Students who graduate between September 2020 and late January 2021 will receive three months’ worth of tuition fees. For students attending universities and universities of applied sciences, this handout will amount to €535.
The Ministers stated that they assumed that many of these students would have completed their degrees earlier if it hadn’t been for the coronavirus crisis. However, they will not verify this on a case-by-case basis. In other words, students who would have graduated late anyway are lucky.
The Cabinet also discussed the position of students who receive a regular student grant and/or supplementary grant. If they are ineligible for such a grant in July, August and September, they will receive an allowance. For students attending universities and universities of applied sciences, the one-off allowance will amount to 1,500 euro.

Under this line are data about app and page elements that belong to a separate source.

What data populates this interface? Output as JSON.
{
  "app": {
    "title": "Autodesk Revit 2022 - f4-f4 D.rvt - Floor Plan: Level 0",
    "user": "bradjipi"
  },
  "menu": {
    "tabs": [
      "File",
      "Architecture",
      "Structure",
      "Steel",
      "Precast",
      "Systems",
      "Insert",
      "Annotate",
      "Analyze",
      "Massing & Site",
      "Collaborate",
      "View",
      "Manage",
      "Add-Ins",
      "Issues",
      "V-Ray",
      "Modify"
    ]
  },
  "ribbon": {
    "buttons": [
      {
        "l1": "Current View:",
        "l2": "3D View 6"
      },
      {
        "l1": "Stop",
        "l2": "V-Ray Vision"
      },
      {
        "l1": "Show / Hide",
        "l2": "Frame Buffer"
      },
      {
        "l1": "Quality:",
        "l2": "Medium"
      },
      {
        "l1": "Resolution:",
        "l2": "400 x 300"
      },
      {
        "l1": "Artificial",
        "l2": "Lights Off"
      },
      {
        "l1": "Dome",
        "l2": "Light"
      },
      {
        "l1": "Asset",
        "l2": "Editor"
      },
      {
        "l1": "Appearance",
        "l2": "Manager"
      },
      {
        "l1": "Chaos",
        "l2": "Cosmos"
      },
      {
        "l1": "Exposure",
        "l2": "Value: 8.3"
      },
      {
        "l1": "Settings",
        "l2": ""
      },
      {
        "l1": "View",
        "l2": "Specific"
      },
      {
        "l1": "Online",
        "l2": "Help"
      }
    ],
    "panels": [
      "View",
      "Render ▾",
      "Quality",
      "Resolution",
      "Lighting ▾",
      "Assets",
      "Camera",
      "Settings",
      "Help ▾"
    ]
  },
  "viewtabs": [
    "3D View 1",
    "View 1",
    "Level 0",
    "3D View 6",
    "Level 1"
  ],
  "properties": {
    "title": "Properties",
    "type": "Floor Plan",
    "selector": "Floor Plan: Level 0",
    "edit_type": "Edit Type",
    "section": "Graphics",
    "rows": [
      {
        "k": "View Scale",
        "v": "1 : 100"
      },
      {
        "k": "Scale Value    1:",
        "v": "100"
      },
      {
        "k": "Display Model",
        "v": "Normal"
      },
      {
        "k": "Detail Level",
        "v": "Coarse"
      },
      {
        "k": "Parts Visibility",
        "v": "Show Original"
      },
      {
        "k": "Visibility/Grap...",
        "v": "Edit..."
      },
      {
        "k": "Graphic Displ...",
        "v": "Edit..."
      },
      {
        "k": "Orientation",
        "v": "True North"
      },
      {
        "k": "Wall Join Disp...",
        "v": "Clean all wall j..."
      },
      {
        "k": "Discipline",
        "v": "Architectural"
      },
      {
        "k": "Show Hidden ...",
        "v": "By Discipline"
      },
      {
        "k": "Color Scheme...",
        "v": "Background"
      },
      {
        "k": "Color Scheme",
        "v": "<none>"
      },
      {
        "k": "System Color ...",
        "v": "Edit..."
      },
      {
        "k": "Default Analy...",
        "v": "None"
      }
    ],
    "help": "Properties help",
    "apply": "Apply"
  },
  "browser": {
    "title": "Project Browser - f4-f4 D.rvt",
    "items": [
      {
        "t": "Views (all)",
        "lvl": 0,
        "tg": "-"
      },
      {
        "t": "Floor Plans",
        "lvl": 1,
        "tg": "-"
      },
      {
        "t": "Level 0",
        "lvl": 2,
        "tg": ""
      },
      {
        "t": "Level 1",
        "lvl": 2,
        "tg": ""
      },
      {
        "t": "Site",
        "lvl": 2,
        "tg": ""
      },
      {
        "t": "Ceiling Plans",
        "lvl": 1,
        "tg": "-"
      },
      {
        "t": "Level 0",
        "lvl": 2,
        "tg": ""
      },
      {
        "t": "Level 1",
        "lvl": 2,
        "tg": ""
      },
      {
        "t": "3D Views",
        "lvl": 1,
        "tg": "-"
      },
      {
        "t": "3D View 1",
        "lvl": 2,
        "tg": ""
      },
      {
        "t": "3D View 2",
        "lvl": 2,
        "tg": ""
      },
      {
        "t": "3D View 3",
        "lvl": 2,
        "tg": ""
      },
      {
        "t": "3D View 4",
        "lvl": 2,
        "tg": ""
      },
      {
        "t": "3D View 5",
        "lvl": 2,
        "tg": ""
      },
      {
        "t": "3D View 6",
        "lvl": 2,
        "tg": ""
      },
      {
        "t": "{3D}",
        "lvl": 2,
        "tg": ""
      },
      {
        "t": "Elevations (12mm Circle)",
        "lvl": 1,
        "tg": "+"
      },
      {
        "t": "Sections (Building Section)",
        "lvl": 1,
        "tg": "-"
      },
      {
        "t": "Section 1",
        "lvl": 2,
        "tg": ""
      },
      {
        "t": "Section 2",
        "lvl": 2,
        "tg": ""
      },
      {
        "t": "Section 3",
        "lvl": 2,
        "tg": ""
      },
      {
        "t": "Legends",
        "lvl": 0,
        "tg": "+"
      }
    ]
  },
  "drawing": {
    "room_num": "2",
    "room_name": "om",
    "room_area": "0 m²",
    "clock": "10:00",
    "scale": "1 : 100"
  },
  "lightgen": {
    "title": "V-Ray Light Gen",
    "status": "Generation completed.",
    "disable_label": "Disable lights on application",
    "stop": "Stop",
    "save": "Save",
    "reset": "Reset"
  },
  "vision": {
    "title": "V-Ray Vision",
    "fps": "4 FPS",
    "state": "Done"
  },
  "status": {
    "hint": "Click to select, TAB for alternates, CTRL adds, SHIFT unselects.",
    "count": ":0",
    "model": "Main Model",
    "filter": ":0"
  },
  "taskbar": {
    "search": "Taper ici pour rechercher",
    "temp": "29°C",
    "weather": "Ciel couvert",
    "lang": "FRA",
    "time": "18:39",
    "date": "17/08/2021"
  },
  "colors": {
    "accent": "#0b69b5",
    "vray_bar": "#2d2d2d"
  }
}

Ingrid van Engelshoven, the Minister for Education, believes that other students who have fallen behind in their studies will be able to catch up down the track. She stated as much in a debate held in the Dutch Lower House two weeks ago, and also on Erasmus TV.
The opposition parties wanted a larger sum to be allocated to students who are negatively affected by the coronavirus crisis. One measure proposed by PvdA (the Dutch Labour Party) was actually supported by 50 per cent of the MPs: students who currently receive a supplementary grant (regardless of whether they are first-year students or students about to graduate) should be eligible for a three-month extension of that grant. Only the four coalition parties (VVD, CDA, D66 and ChristenUnie) voted against this proposal. They wish to hear more about the Minister’s plans first.
Previously, CDA and D66 had tabled a motion asking MPs to look into how the coronavirus crisis is affecting students and “to support students where necessary, for instance if they have fallen behind in their studies”.
The decision announced today was the ministers’ answer to that motion. The Cabinet will implement a ‘blanket measure’ affecting a large number of students, without trying to ascertain which students have and haven’t been affected by the crisis. As a result, the measure will be able to be implemented more easily and more quickly.
It should be noted that students who have fallen ill themselves are eligible for a grant awarded by their own university or university of applied sciences, as the Minister for Education pointed out during the debate. To obtain such a grant, students must apply to a so-called ‘profiling fund’ (student financial support fund). The same is true for students who are giving care to a loved one or who find themselves in a different type of emergency.
Apply as soon as possible
Different profiling funds have different rules. Some universities require students to apply as soon as possible if they feel they are eligible for a grant. If not, they will miss out.